§ REQUIRED WORK
Find every line in the records below that contains "number", and copy it.

Component data from apps and pages:
BEGIN

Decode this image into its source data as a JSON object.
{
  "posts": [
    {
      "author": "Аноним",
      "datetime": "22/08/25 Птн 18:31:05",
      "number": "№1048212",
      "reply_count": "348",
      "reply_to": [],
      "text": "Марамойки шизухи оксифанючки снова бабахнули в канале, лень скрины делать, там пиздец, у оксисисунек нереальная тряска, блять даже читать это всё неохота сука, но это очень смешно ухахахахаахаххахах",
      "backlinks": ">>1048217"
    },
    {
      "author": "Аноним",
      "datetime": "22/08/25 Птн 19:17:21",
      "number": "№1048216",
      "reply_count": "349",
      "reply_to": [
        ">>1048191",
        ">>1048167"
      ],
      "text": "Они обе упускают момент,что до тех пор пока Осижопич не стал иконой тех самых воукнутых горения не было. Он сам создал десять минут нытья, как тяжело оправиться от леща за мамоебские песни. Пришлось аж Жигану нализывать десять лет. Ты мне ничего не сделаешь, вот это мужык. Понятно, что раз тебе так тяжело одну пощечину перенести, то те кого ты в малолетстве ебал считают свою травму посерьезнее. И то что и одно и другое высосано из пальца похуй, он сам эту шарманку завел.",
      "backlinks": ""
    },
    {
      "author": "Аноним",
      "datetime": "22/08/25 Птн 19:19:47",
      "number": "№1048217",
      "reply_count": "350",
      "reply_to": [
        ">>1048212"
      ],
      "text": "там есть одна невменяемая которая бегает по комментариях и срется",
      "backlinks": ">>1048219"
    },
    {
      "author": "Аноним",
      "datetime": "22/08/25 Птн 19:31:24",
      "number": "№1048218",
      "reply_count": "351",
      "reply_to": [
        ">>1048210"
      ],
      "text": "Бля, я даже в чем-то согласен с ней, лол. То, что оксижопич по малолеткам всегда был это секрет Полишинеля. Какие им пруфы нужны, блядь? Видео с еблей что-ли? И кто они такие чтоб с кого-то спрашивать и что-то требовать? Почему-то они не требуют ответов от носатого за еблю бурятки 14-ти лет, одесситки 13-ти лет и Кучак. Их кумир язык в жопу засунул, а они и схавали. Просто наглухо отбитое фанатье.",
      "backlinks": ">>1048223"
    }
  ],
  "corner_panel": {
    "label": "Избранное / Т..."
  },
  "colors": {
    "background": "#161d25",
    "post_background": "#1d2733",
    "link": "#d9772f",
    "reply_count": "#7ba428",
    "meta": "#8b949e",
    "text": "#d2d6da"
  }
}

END

§ SOLUTION
      "number": "№1048212",
      "number": "№1048216",
      "number": "№1048217",
      "number": "№1048218",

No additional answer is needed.